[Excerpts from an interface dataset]

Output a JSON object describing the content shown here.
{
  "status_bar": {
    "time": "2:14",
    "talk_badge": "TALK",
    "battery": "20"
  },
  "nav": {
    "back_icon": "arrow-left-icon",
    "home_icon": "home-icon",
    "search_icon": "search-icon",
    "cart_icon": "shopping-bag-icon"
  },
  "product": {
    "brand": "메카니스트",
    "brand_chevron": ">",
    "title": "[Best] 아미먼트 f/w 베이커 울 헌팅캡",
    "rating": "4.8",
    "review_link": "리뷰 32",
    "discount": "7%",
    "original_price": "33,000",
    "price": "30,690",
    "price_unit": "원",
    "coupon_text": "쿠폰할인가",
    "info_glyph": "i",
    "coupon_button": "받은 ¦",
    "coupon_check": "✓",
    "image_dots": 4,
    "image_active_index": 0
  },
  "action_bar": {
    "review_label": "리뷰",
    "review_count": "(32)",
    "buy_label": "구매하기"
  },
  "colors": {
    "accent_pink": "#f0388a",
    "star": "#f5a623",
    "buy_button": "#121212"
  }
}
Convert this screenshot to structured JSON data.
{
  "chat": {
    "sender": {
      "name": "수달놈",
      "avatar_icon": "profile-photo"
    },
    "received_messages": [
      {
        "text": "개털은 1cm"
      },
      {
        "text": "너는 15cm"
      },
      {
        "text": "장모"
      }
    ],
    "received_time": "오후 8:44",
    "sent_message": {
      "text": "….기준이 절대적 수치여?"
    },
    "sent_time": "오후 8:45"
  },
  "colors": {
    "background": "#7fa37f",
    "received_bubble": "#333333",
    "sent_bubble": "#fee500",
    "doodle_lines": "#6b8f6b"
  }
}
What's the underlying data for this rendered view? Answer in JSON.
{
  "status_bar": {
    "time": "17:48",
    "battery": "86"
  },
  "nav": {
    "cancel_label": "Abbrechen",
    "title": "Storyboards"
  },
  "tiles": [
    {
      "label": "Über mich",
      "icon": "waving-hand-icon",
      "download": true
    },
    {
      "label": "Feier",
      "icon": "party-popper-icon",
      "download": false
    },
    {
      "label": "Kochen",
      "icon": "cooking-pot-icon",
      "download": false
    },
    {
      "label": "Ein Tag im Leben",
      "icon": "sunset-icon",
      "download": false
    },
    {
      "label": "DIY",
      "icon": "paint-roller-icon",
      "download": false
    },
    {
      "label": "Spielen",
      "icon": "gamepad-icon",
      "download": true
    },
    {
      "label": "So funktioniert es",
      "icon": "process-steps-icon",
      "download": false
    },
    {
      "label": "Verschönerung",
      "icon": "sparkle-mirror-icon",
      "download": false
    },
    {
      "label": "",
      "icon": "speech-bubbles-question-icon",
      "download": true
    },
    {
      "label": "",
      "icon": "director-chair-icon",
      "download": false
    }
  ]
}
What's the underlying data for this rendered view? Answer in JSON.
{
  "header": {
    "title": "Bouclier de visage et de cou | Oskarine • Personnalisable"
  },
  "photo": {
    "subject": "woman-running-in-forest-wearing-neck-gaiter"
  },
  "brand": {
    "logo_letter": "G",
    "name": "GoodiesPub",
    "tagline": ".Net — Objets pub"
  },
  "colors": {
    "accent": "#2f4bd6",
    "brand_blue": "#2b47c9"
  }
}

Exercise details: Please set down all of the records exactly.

Exercise result:
Output a JSON object describing the content shown here.
{
  "status_bar": {
    "time": "2:14",
    "talk_badge": "TALK",
    "battery": "20"
  },
  "nav": {
    "back_icon": "arrow-left-icon",
    "home_icon": "home-icon",
    "search_icon": "search-icon",
    "cart_icon": "shopping-bag-icon"
  },
  "product": {
    "brand": "메카니스트",
    "brand_chevron": ">",
    "title": "[Best] 아미먼트 f/w 베이커 울 헌팅캡",
    "rating": "4.8",
    "review_link": "리뷰 32",
    "discount": "7%",
    "original_price": "33,000",
    "price": "30,690",
    "price_unit": "원",
    "coupon_text": "쿠폰할인가",
    "info_glyph": "i",
    "coupon_button": "받은 ¦",
    "coupon_check": "✓",
    "image_dots": 4,
    "image_active_index": 0
  },
  "action_bar": {
    "review_label": "리뷰",
    "review_count": "(32)",
    "buy_label": "구매하기"
  },
  "colors": {
    "accent_pink": "#f0388a",
    "star": "#f5a623",
    "buy_button": "#121212"
  }
}
Convert this screenshot to structured JSON data.
{
  "chat": {
    "sender": {
      "name": "수달놈",
      "avatar_icon": "profile-photo"
    },
    "received_messages": [
      {
        "text": "개털은 1cm"
      },
      {
        "text": "너는 15cm"
      },
      {
        "text": "장모"
      }
    ],
    "received_time": "오후 8:44",
    "sent_message": {
      "text": "….기준이 절대적 수치여?"
    },
    "sent_time": "오후 8:45"
  },
  "colors": {
    "background": "#7fa37f",
    "received_bubble": "#333333",
    "sent_bubble": "#fee500",
    "doodle_lines": "#6b8f6b"
  }
}
What's the underlying data for this rendered view? Answer in JSON.
{
  "status_bar": {
    "time": "17:48",
    "battery": "86"
  },
  "nav": {
    "cancel_label": "Abbrechen",
    "title": "Storyboards"
  },
  "tiles": [
    {
      "label": "Über mich",
      "icon": "waving-hand-icon",
      "download": true
    },
    {
      "label": "Feier",
      "icon": "party-popper-icon",
      "download": false
    },
    {
      "label": "Kochen",
      "icon": "cooking-pot-icon",
      "download": false
    },
    {
      "label": "Ein Tag im Leben",
      "icon": "sunset-icon",
      "download": false
    },
    {
      "label": "DIY",
      "icon": "paint-roller-icon",
      "download": false
    },
    {
      "label": "Spielen",
      "icon": "gamepad-icon",
      "download": true
    },
    {
      "label": "So funktioniert es",
      "icon": "process-steps-icon",
      "download": false
    },
    {
      "label": "Verschönerung",
      "icon": "sparkle-mirror-icon",
      "download": false
    },
    {
      "label": "",
      "icon": "speech-bubbles-question-icon",
      "download": true
    },
    {
      "label": "",
      "icon": "director-chair-icon",
      "download": false
    }
  ]
}
What's the underlying data for this rendered view? Answer in JSON.
{
  "header": {
    "title": "Bouclier de visage et de cou | Oskarine • Personnalisable"
  },
  "photo": {
    "subject": "woman-running-in-forest-wearing-neck-gaiter"
  },
  "brand": {
    "logo_letter": "G",
    "name": "GoodiesPub",
    "tagline": ".Net — Objets pub"
  },
  "colors": {
    "accent": "#2f4bd6",
    "brand_blue": "#2b47c9"
  }
}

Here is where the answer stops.